See also[edit]


  1. ^ Mooney, P. Kelly (2003-08-14). The Ten Demandments: Rules to Live By in the Age of the Demanding Customer: Rules to Live By in the Age of the Demanding Customer. McGraw Hill Professional. ISBN 9780071427357. Retrieved 17 January 2013. 
  2. ^ Manning, Harley; Bodine, Kerry (2012-08-28). Outside In: The Power of Putting Customers at the Center of Your Business. Houghton Mifflin Harcourt. pp. 186–. ISBN 9780547913988. Retrieved 17 January 2013. 
  3. ^ Coomber, Steve; Woods, Marc (2008-06-10). Where Do All the Paperclips Go: ...and 127 other business and career conundrums. John Wiley & Sons. pp. 99–. ISBN 9781906465001. Retrieved 17 January 2013. 
  4. ^ The Futurist. World Future Society. 2000. 
  5. ^ Elliott, Stuart (13 September 2006). "Wanted: Experience Officer. Some Necessary.". The New York Times. Retrieved 13 January 2013. 
  6. ^ Hubert, Lis (28 October 2011). "UX, It's Time to Define CXO". UX Magazine. Retrieved 13 January 2013. 
  7. ^ Fisher, Claudia; Vallaster, Christine (2010-04-01). Connective Branding: Building Brand Equity in a Demanding World. John Wiley & Sons. pp. 147–. ISBN 9780470740873. Retrieved 17 January 2013. 

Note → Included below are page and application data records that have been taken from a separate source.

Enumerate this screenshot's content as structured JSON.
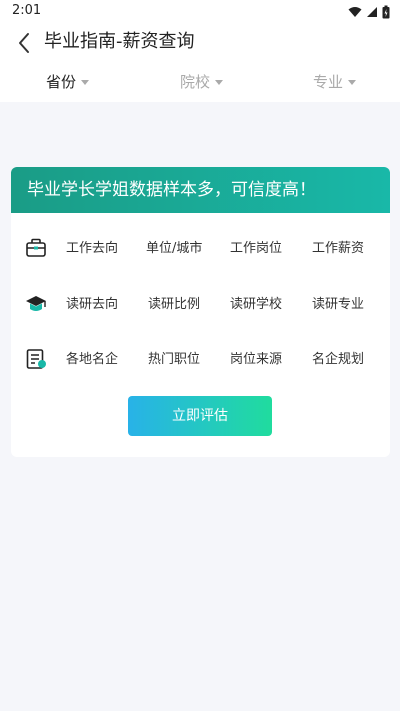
{
  "status": {
    "time": "2:01"
  },
  "header": {
    "title": "毕业指南-薪资查询"
  },
  "filters": [
    {
      "label": "省份"
    },
    {
      "label": "院校"
    },
    {
      "label": "专业"
    }
  ],
  "card": {
    "banner": "毕业学长学姐数据样本多，可信度高！",
    "rows": [
      {
        "icon": "briefcase-icon",
        "items": [
          "工作去向",
          "单位/城市",
          "工作岗位",
          "工作薪资"
        ]
      },
      {
        "icon": "graduation-cap-icon",
        "items": [
          "读研去向",
          "读研比例",
          "读研学校",
          "读研专业"
        ]
      },
      {
        "icon": "report-icon",
        "items": [
          "各地名企",
          "热门职位",
          "岗位来源",
          "名企规划"
        ]
      }
    ],
    "button": "立即评估"
  },
  "colors": {
    "banner_start": "#1a9c86",
    "banner_end": "#19b8a8",
    "button_start": "#28b2e8",
    "button_end": "#20dc9e",
    "background": "#f5f6fa"
  }
}
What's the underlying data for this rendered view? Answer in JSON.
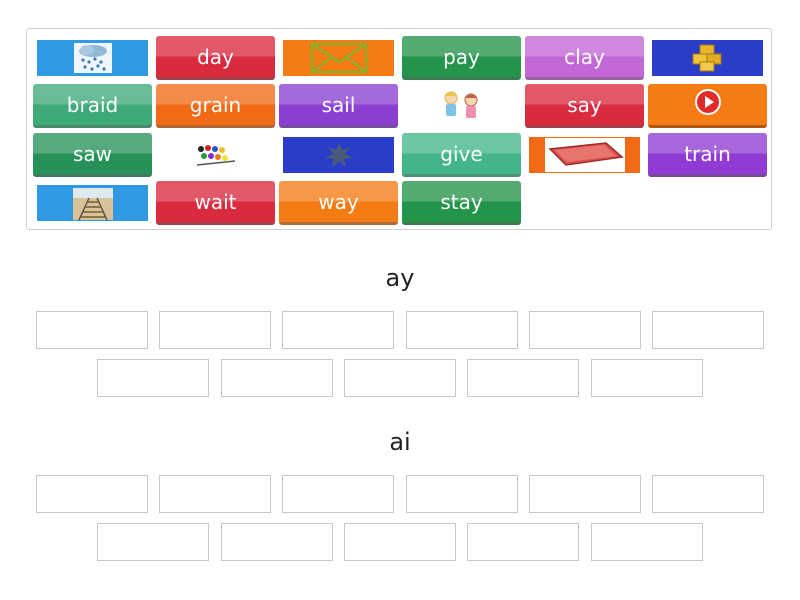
{
  "tiles": {
    "r1c2": "day",
    "r1c4": "pay",
    "r1c5": "clay",
    "r2c1": "braid",
    "r2c2": "grain",
    "r2c3": "sail",
    "r2c5": "say",
    "r3c1": "saw",
    "r3c4": "give",
    "r3c6": "train",
    "r4c2": "wait",
    "r4c3": "way",
    "r4c4": "stay"
  },
  "image_tiles": {
    "r1c1": "rain-cloud-image",
    "r1c3": "envelope-mail-image",
    "r1c6": "hay-bales-image",
    "r2c4": "children-playing-image",
    "r2c6": "play-button-icon",
    "r3c2": "paint-palette-image",
    "r3c3": "paint-splat-image",
    "r3c5": "tray-image",
    "r4c1": "railway-track-image"
  },
  "groups": {
    "ay": "ay",
    "ai": "ai"
  },
  "colors": {
    "blue": "#2f9ae3",
    "red": "#d92a3e",
    "orange": "#f57b14",
    "green": "#23944a",
    "lilac": "#c367d6",
    "navy": "#2a3dc9",
    "mint": "#3daa78",
    "purple": "#8a3fd0"
  }
}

  8. ^ Larkin, Howard (11 Nov 2012). "Chief Experience Officer: Listener-in-chief". Hospitals & Health Networks. Retrieved 13 January 2013.